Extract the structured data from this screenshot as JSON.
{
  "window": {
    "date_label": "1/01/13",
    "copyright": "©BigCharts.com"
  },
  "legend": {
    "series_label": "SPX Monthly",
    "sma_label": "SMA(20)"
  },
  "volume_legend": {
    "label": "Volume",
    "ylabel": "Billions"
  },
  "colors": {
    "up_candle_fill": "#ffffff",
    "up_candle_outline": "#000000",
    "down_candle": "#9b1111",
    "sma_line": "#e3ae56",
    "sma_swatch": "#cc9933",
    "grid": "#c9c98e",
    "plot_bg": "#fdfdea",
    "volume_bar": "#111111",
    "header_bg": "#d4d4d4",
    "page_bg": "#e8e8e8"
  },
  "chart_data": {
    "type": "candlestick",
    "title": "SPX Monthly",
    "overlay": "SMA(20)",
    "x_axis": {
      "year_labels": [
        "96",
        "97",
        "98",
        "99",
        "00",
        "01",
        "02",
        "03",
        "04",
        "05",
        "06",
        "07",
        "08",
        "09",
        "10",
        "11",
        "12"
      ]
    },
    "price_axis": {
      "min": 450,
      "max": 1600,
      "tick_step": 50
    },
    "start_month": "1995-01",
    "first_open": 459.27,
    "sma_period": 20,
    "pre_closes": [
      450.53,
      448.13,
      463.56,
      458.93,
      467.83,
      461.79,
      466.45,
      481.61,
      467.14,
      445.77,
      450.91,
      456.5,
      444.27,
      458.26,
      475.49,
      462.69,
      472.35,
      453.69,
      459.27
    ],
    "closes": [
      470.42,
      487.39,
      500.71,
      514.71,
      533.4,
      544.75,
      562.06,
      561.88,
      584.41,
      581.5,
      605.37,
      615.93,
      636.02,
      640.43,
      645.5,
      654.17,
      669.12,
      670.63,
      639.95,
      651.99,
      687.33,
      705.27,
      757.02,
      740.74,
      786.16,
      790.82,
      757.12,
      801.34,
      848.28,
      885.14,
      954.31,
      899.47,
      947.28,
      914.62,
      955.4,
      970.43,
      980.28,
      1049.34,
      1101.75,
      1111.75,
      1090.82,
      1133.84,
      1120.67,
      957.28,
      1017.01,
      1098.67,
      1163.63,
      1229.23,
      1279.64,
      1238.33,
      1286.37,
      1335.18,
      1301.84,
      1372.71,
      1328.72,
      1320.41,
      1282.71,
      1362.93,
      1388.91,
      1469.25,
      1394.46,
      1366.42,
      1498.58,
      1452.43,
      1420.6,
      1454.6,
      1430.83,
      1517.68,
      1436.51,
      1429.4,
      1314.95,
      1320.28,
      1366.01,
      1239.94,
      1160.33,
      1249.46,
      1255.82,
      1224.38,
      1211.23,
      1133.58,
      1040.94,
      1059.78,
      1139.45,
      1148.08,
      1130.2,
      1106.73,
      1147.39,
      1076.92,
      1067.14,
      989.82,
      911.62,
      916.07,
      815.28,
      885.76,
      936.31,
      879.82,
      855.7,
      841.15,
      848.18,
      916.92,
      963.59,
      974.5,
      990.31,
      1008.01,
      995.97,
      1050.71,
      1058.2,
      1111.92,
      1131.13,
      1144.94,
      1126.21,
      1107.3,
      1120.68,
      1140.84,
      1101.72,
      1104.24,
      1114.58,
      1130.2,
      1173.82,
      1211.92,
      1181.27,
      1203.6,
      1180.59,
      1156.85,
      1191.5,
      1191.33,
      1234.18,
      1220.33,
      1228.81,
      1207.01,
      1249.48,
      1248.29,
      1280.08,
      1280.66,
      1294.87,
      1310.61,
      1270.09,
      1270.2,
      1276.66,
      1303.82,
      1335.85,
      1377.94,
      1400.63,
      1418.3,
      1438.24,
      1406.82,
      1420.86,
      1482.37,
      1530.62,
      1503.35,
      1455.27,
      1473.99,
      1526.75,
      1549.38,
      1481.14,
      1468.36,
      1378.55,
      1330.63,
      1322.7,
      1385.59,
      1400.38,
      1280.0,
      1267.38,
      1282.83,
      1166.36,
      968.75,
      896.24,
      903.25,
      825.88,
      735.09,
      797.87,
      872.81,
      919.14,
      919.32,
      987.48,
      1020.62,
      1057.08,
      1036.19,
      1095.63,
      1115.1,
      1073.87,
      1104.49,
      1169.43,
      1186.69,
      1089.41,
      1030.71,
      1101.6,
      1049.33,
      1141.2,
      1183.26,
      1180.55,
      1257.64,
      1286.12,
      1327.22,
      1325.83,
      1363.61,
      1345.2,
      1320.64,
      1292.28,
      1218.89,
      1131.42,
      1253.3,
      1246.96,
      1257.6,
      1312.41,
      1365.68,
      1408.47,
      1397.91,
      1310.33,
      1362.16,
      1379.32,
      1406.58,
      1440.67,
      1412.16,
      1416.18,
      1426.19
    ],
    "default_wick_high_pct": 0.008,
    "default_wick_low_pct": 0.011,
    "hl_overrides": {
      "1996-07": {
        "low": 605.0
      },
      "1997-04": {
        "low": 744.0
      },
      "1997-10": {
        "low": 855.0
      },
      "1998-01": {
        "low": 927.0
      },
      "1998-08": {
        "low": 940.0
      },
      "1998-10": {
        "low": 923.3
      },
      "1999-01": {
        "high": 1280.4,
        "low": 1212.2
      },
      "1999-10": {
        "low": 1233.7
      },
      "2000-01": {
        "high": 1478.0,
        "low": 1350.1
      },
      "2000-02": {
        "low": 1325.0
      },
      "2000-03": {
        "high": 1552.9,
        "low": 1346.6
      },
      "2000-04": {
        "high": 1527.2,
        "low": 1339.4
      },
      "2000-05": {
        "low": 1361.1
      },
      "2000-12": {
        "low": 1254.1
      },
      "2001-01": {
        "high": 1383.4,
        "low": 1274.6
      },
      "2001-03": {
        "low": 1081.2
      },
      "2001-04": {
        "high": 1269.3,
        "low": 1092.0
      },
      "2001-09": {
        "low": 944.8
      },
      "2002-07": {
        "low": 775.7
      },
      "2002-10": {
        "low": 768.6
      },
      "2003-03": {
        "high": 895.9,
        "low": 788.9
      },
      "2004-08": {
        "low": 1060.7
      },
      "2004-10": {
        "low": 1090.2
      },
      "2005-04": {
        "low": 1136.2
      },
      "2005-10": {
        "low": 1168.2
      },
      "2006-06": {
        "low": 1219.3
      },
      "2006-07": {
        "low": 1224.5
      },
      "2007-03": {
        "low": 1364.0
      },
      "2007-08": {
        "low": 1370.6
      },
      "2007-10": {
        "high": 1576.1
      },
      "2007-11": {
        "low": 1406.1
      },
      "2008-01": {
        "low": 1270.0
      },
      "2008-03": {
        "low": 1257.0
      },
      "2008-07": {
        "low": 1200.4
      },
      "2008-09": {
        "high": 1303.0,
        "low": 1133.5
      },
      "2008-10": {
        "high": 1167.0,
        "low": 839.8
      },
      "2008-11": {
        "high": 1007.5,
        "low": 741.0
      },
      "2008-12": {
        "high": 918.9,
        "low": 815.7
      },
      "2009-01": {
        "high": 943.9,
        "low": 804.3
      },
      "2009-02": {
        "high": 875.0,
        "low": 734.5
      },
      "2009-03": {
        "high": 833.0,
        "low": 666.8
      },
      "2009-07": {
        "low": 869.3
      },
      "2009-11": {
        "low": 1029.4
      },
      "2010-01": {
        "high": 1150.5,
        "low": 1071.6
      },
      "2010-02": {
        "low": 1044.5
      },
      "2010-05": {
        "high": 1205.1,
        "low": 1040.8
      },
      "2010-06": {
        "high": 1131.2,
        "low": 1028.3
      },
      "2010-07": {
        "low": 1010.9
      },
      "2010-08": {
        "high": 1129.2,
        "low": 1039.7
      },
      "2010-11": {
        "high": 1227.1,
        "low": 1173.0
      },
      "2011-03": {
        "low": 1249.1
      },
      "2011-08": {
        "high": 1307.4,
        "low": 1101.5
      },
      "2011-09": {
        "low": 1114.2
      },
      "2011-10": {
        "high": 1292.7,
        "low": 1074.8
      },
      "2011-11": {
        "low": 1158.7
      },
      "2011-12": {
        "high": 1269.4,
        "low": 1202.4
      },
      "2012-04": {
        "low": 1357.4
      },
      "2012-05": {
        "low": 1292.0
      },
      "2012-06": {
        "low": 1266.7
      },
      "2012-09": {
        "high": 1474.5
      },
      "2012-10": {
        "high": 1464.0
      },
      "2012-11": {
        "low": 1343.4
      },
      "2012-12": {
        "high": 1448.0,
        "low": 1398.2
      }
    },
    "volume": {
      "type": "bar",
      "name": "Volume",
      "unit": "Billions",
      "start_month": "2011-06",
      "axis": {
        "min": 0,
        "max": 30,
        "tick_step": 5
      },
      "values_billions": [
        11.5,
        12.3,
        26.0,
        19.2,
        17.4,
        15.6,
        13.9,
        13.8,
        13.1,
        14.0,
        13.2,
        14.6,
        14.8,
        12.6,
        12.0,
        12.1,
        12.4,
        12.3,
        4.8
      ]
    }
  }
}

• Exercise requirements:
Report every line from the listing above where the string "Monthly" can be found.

• Task answer:
    "series_label": "SPX Monthly",
    "title": "SPX Monthly",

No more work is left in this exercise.